──────── Supplied information ────────

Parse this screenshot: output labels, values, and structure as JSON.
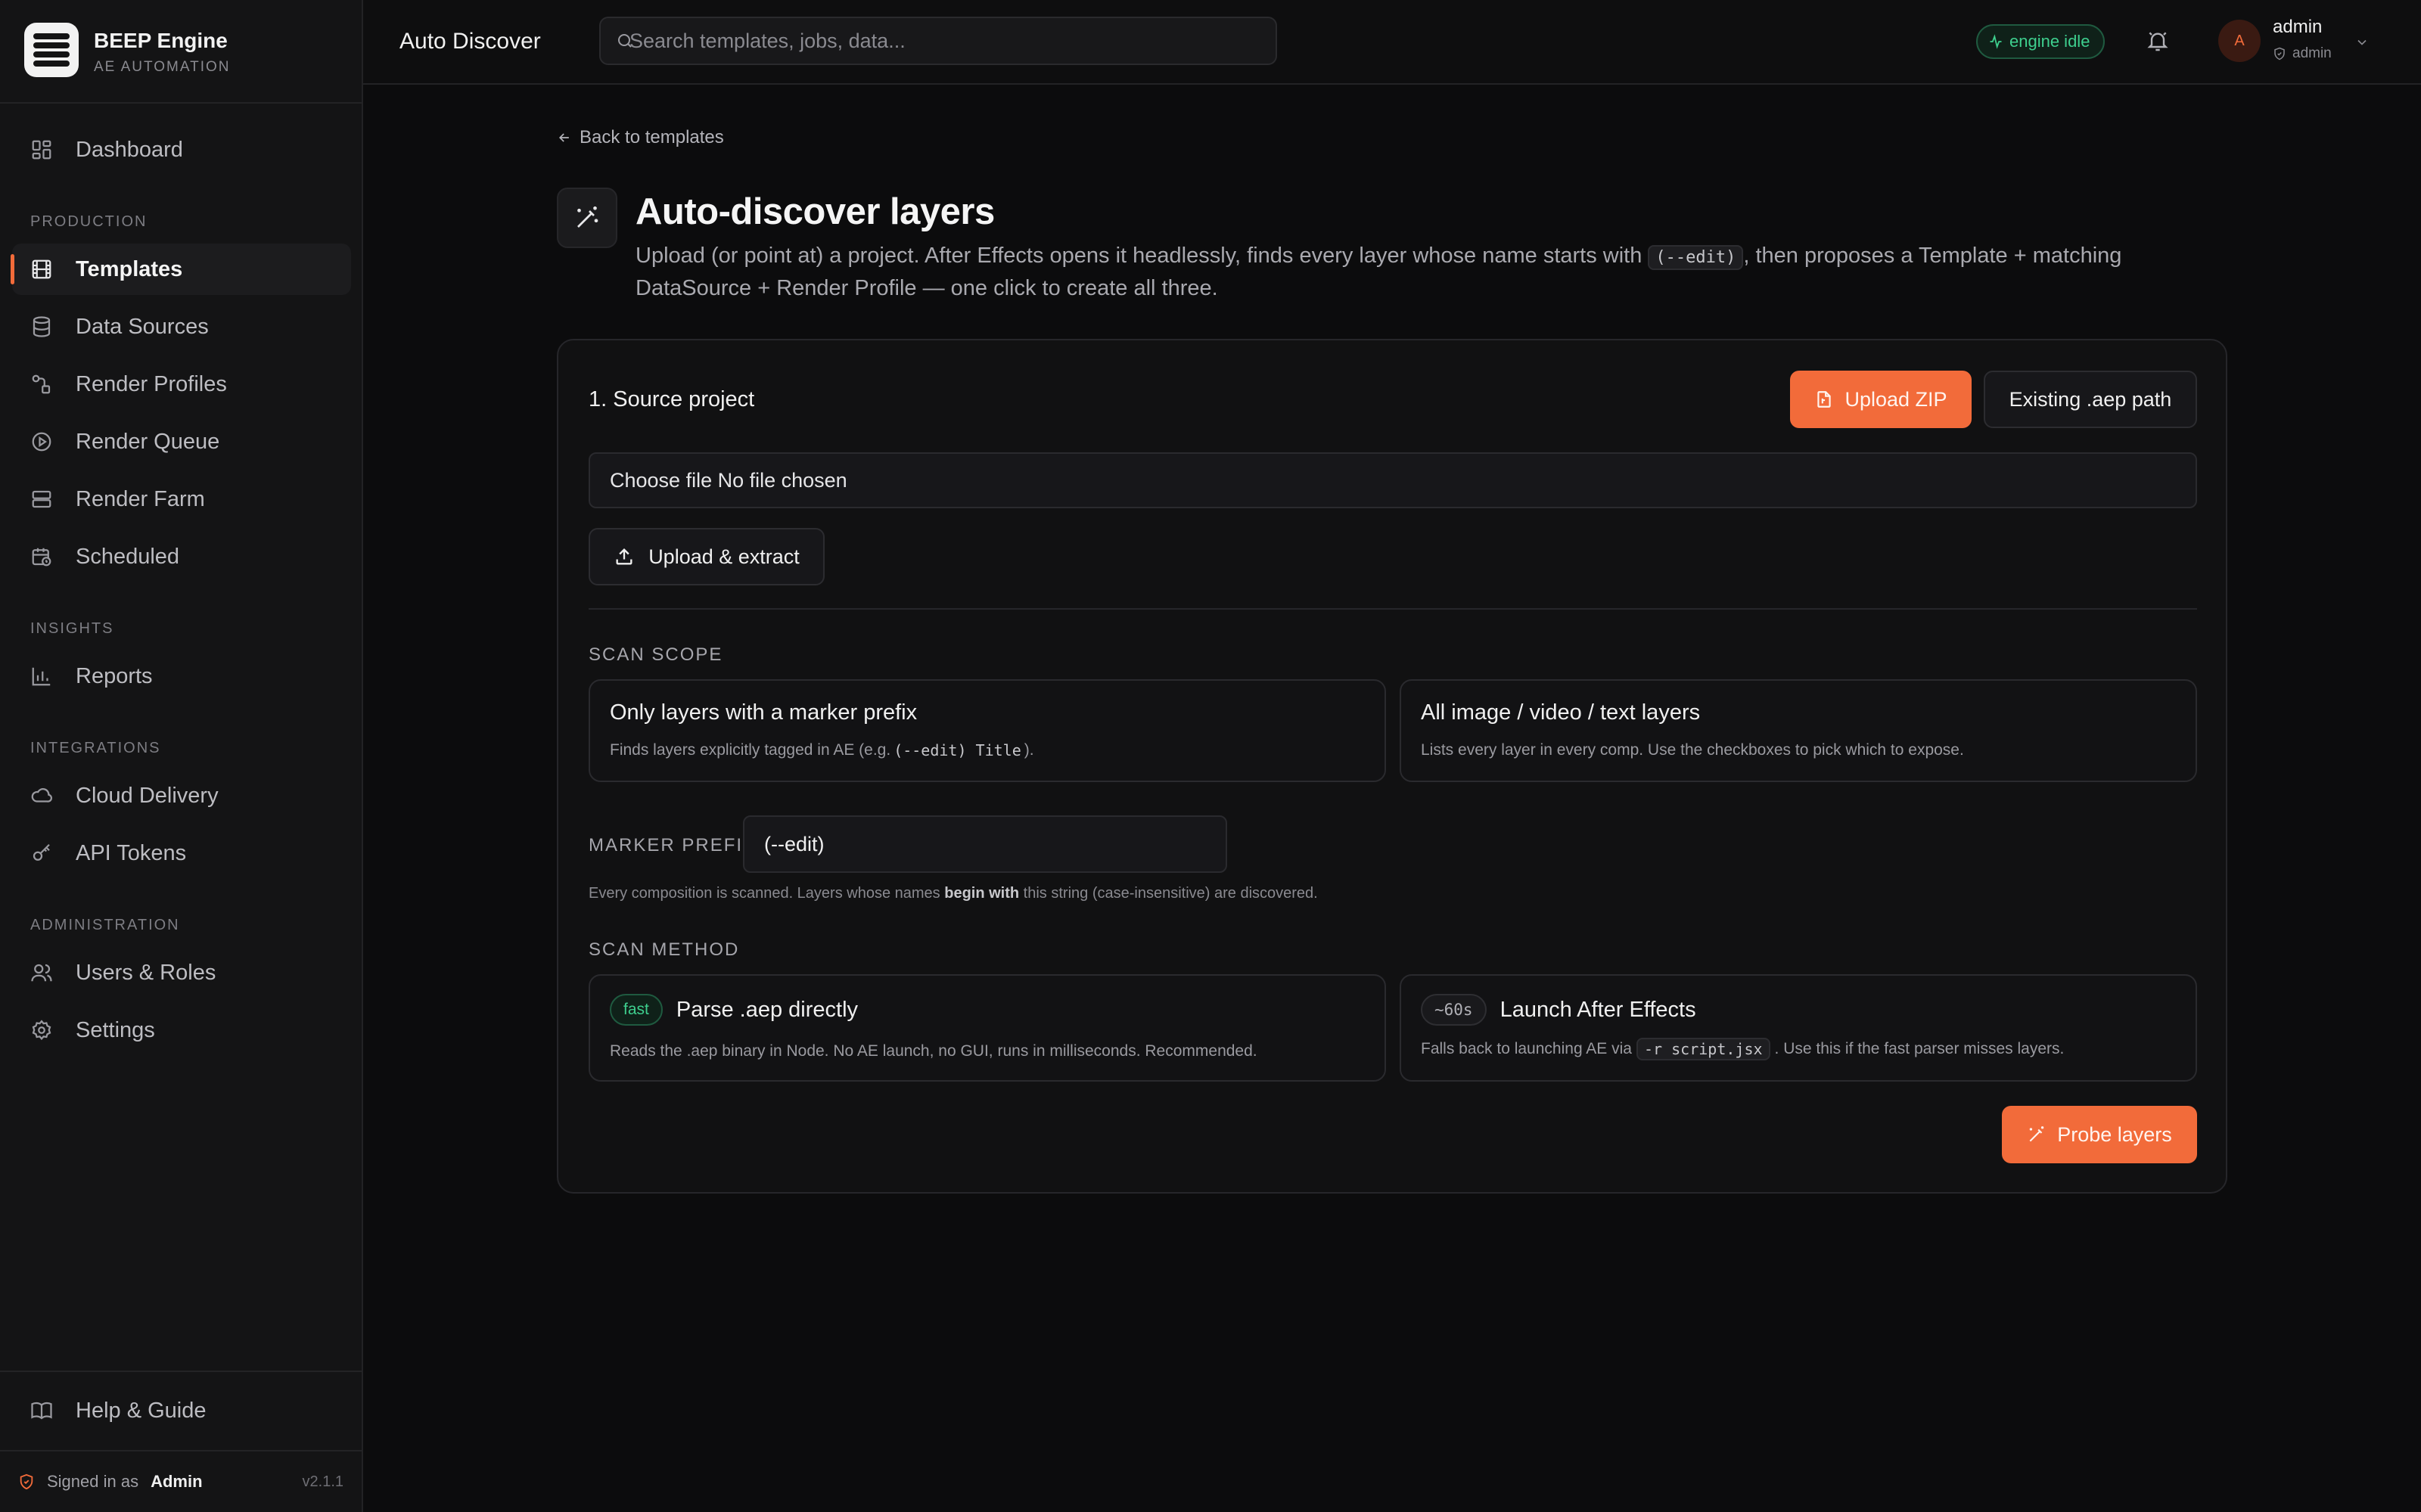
{
  "app": {
    "name": "BEEP Engine",
    "subtitle": "AE AUTOMATION",
    "version": "v2.1.1"
  },
  "sidebar": {
    "dashboard": "Dashboard",
    "sections": {
      "production": "PRODUCTION",
      "insights": "INSIGHTS",
      "integrations": "INTEGRATIONS",
      "administration": "ADMINISTRATION"
    },
    "production": [
      "Templates",
      "Data Sources",
      "Render Profiles",
      "Render Queue",
      "Render Farm",
      "Scheduled"
    ],
    "insights": [
      "Reports"
    ],
    "integrations": [
      "Cloud Delivery",
      "API Tokens"
    ],
    "administration": [
      "Users & Roles",
      "Settings"
    ],
    "help": "Help & Guide",
    "signed_in_label": "Signed in as",
    "signed_in_user": "Admin"
  },
  "topbar": {
    "title": "Auto Discover",
    "search_placeholder": "Search templates, jobs, data...",
    "status": "engine idle",
    "user_initial": "A",
    "user_name": "admin",
    "user_role": "admin"
  },
  "page": {
    "back": "Back to templates",
    "title": "Auto-discover layers",
    "desc_before": "Upload (or point at) a project. After Effects opens it headlessly, finds every layer whose name starts with ",
    "desc_code": "(--edit)",
    "desc_after": ", then proposes a Template + matching DataSource + Render Profile — one click to create all three."
  },
  "card": {
    "title": "1. Source project",
    "upload_zip": "Upload ZIP",
    "existing_path": "Existing .aep path",
    "file_field": "Choose file No file chosen",
    "upload_extract": "Upload & extract",
    "scan_scope_label": "SCAN SCOPE",
    "scope_options": [
      {
        "title": "Only layers with a marker prefix",
        "desc_before": "Finds layers explicitly tagged in AE (e.g. ",
        "desc_code": "(--edit) Title",
        "desc_after": ")."
      },
      {
        "title": "All image / video / text layers",
        "desc": "Lists every layer in every comp. Use the checkboxes to pick which to expose."
      }
    ],
    "marker_prefix_label": "MARKER PREFIX",
    "marker_prefix_value": "(--edit)",
    "hint_before": "Every composition is scanned. Layers whose names ",
    "hint_bold": "begin with",
    "hint_after": " this string (case-insensitive) are discovered.",
    "scan_method_label": "SCAN METHOD",
    "methods": [
      {
        "badge": "fast",
        "title": "Parse .aep directly",
        "desc": "Reads the .aep binary in Node. No AE launch, no GUI, runs in milliseconds. Recommended."
      },
      {
        "badge": "~60s",
        "title": "Launch After Effects",
        "desc_before": "Falls back to launching AE via ",
        "desc_code": "-r script.jsx",
        "desc_after": ". Use this if the fast parser misses layers."
      }
    ],
    "probe": "Probe layers"
  },
  "colors": {
    "accent": "#f26b3a",
    "success": "#3ecf8e",
    "background": "#0c0c0d",
    "sidebar": "#141415"
  },
  "icons": [
    "dashboard-icon",
    "film-icon",
    "database-icon",
    "route-icon",
    "play-circle-icon",
    "server-icon",
    "calendar-clock-icon",
    "bar-chart-icon",
    "cloud-icon",
    "key-icon",
    "users-icon",
    "gear-icon",
    "book-icon",
    "shield-icon",
    "search-icon",
    "activity-icon",
    "bell-icon",
    "chevron-down-icon",
    "arrow-left-icon",
    "wand-icon",
    "file-icon",
    "upload-icon"
  ]
}
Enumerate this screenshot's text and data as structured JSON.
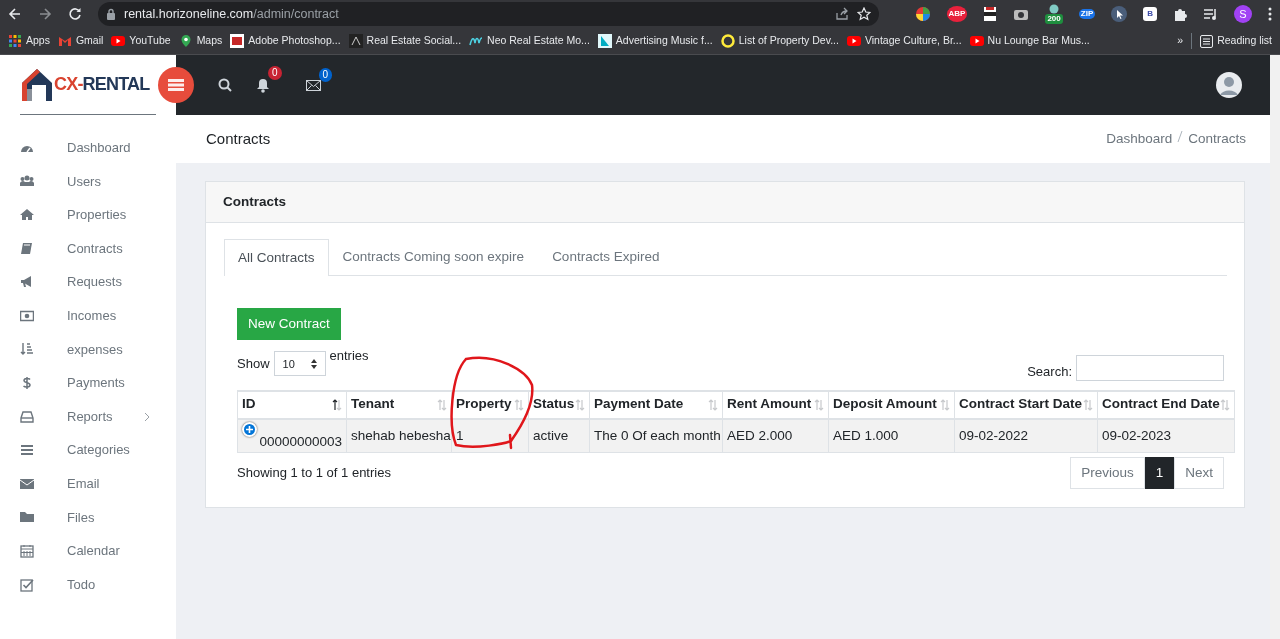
{
  "browser": {
    "url_host": "rental.horizoneline.com",
    "url_path": "/admin/contract",
    "extension_badges": [
      "ABP",
      "200",
      "ZIP",
      "B"
    ],
    "profile": "S",
    "bookmarks": [
      "Apps",
      "Gmail",
      "YouTube",
      "Maps",
      "Adobe Photoshop...",
      "Real Estate Social...",
      "Neo Real Estate Mo...",
      "Advertising Music f...",
      "List of Property Dev...",
      "Vintage Culture, Br...",
      "Nu Lounge Bar Mus..."
    ],
    "overflow": "»",
    "reading_list": "Reading list"
  },
  "brand": {
    "prefix": "CX-",
    "name": "RENTAL"
  },
  "header": {
    "notifications": "0",
    "messages": "0"
  },
  "sidebar": {
    "items": [
      {
        "label": "Dashboard",
        "has_submenu": false
      },
      {
        "label": "Users",
        "has_submenu": false
      },
      {
        "label": "Properties",
        "has_submenu": false
      },
      {
        "label": "Contracts",
        "has_submenu": false
      },
      {
        "label": "Requests",
        "has_submenu": false
      },
      {
        "label": "Incomes",
        "has_submenu": false
      },
      {
        "label": "expenses",
        "has_submenu": false
      },
      {
        "label": "Payments",
        "has_submenu": false
      },
      {
        "label": "Reports",
        "has_submenu": true
      },
      {
        "label": "Categories",
        "has_submenu": false
      },
      {
        "label": "Email",
        "has_submenu": false
      },
      {
        "label": "Files",
        "has_submenu": false
      },
      {
        "label": "Calendar",
        "has_submenu": false
      },
      {
        "label": "Todo",
        "has_submenu": false
      }
    ]
  },
  "page": {
    "title": "Contracts",
    "breadcrumb": [
      "Dashboard",
      "Contracts"
    ]
  },
  "card": {
    "title": "Contracts",
    "tabs": [
      {
        "label": "All Contracts",
        "selected": true
      },
      {
        "label": "Contracts Coming soon expire",
        "selected": false
      },
      {
        "label": "Contracts Expired",
        "selected": false
      }
    ],
    "new_button": "New Contract",
    "length": {
      "before": "Show",
      "value": "10",
      "after": "entries"
    },
    "search": {
      "label": "Search:"
    },
    "table": {
      "columns": [
        {
          "label": "ID",
          "sorted": true
        },
        {
          "label": "Tenant",
          "sorted": false
        },
        {
          "label": "Property",
          "sorted": false
        },
        {
          "label": "Status",
          "sorted": false
        },
        {
          "label": "Payment Date",
          "sorted": false
        },
        {
          "label": "Rent Amount",
          "sorted": false
        },
        {
          "label": "Deposit Amount",
          "sorted": false
        },
        {
          "label": "Contract Start Date",
          "sorted": false
        },
        {
          "label": "Contract End Date",
          "sorted": false
        }
      ],
      "rows": [
        [
          "00000000003",
          "shehab hebesha",
          "1",
          "active",
          "The 0 Of each month",
          "AED 2.000",
          "AED 1.000",
          "09-02-2022",
          "09-02-2023"
        ]
      ]
    },
    "info": "Showing 1 to 1 of 1 entries",
    "pagination": [
      {
        "label": "Previous",
        "selected": false
      },
      {
        "label": "1",
        "selected": true
      },
      {
        "label": "Next",
        "selected": false
      }
    ]
  }
}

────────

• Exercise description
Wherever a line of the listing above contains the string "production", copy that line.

• Response to this exercise
      "production": "PRODUCTION",
    "production": [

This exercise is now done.